And then Deal Hudson spots his opening, making sexual advances toward the drunken 18-year-old ward of the court in the taxi on the way home. They then boarded a train to Fordham.
"On the train, he began to feel my breasts outside my sweater and coat. We missed the Fordham stop (I'm not sure whether on purpose or not). We went to his house, he put me in his car, and he went up to tell his wife he was bringing a student back to Fordham."
Once in the car, said the student, "Dr. Hudson told me to lay my head on his lap, suggesting fellatio when he unzipped his zipper. I did both. I sat up and said 'Hold on a second, wait just a minute…' He replied 'Yes, let's wait till we get to my office.'"
At Fordham, "He took me into his office, laid his long coat down, and laid me down on top of it. He began touching me, unzipping my jeans and pulling up my shirt. I was just glad to be laying down, I could barely feel my body."
Hudson performed a sexual act on the student. He asked her to reciprocate, which she did. "Then he took me to Sesqui, my dorm," recalled the student.
But then it was up to Deal Hudson to do damage control. Ever the casanova, he took the student to a local McDonalds.
"He told me … not to tell anyone, which I promised to. In my eyes, I was the one who had done wrong. I was the one who had acted disgustingly," said the student.
Dear readers, I cannot emphasize this enough: For the past four years, Deal Hudson, an adulterous sexual predator working on his third marriage who advanced on a suicidal 18-year-old who had lost her faith in God, humanity, and herself, got her drunk, had reciprocal oral sex with her in his Fordham University office, and then told her to keep her mouth shut over a couple of two-for-a-dollar cheeseburgers has been George W. Bush's top religious advisor. The National Catholic Review refers to Deal Hudson as "the most influential Catholic layman in George W. Bush's Washington" and points out that "Hudson's got A-list access" to the White House. Less than three months ago, Hudson was one of nine conservative religion writers who joined Bush in the Oval Office for an interview prior to Chicken George's meeting with Pope John Paul II.
"Sexual harassment is not tolerated at Fordham University. It subverts the mission of the University and threatens the well-being, educational experiences and careers of students, faculty and staff. It is especially disturbing in the context of a teacher-student relationship."— Elizabeth Schmalz
Vice President for Public Affairs
According to the Natioinal Catholic Review, a Fordham spokesperson said Hudson "surrendered" his tenure upon being confronted by administrators. He also paid a settlement of $30,000 to terminate a lawsuit that the student brought against him on the basis of these allegations.
Religious activists such as Donahue believe Hudson's departure from Chicken George's side is going to hurt the Bush campaign's efforts with America's Catholics. "He was the ultimate networker," Donohue told the New York Times. "I think it will be hurt because of the ties that Deal had."
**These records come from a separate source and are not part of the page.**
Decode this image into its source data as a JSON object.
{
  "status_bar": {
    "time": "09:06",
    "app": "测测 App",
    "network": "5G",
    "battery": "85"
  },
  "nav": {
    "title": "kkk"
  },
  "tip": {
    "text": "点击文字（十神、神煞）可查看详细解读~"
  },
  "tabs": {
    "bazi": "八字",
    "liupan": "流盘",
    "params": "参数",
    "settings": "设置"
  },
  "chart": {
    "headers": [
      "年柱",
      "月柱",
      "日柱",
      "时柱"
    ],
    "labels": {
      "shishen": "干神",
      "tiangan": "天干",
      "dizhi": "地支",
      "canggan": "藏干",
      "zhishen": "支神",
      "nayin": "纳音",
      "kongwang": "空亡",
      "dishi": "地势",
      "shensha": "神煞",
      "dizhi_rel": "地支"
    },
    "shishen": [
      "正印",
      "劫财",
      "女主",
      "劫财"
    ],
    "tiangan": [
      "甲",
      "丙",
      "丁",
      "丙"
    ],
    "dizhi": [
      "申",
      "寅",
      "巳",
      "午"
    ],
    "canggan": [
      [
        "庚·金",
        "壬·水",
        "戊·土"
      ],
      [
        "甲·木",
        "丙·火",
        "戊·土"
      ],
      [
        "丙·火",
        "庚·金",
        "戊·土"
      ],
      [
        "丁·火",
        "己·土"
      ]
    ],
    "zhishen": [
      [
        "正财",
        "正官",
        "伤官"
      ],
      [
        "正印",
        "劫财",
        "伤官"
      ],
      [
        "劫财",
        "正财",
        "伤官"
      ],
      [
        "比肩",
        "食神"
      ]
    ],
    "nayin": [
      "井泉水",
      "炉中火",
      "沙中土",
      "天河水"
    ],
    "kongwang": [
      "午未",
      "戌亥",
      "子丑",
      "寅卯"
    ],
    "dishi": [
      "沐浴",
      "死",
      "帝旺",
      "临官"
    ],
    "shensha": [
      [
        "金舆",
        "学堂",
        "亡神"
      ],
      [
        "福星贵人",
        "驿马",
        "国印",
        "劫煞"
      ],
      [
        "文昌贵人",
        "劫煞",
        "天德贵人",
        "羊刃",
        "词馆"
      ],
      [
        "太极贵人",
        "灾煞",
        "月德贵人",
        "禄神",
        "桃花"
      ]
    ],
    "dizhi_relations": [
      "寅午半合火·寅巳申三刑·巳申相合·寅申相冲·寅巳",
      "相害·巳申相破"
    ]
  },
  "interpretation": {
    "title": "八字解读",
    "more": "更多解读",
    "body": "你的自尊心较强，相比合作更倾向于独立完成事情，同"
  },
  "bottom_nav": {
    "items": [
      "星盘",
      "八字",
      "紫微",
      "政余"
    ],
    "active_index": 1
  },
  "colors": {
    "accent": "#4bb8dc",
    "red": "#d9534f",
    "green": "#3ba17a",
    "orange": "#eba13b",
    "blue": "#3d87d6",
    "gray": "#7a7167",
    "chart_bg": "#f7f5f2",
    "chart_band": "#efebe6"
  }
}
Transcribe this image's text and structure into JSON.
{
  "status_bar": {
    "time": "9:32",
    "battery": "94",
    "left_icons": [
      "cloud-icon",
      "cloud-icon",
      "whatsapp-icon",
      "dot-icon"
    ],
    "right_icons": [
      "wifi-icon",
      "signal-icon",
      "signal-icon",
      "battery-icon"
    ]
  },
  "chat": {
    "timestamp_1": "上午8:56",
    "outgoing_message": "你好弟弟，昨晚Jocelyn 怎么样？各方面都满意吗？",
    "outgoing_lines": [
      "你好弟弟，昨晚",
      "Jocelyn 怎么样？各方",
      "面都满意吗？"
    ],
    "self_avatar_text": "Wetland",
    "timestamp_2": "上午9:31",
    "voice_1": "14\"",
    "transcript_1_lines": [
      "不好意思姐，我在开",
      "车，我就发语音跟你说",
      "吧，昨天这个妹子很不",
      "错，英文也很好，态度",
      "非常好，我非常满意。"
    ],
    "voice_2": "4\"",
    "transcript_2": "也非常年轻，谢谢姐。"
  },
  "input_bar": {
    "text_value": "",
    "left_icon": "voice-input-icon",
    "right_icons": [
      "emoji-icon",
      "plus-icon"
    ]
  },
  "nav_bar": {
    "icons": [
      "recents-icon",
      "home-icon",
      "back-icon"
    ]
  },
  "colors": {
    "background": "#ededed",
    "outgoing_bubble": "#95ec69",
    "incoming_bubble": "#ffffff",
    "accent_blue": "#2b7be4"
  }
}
As one would almost sadly expect these days, Deal Hudson hardly blames himself for the actions that led to his distancing himself from Chicken George. He blames a reporter from "a liberal Catholic publication," even though it's unlikely that reporter was in the bar when Hudson wanted to show an intoxicated student his "new Deal." He casts stones at the "personal attacks" and "low-brow tactics" that now plague him, but at no point does he suggest he's sorry for his conduct in that Bronx bar a few years ago.
Thou shalt keep thy hands off the drunken co-eds, Deal.
Related article: Bush campaign adviser quits over prior sex case (San Francisco Chronicle)
Related article: The Real Deal: How a Philosophy Professor With a Checkered Past Became the Most Influential Catholic Layman in George W. Bush's Washington (National Catholic Review)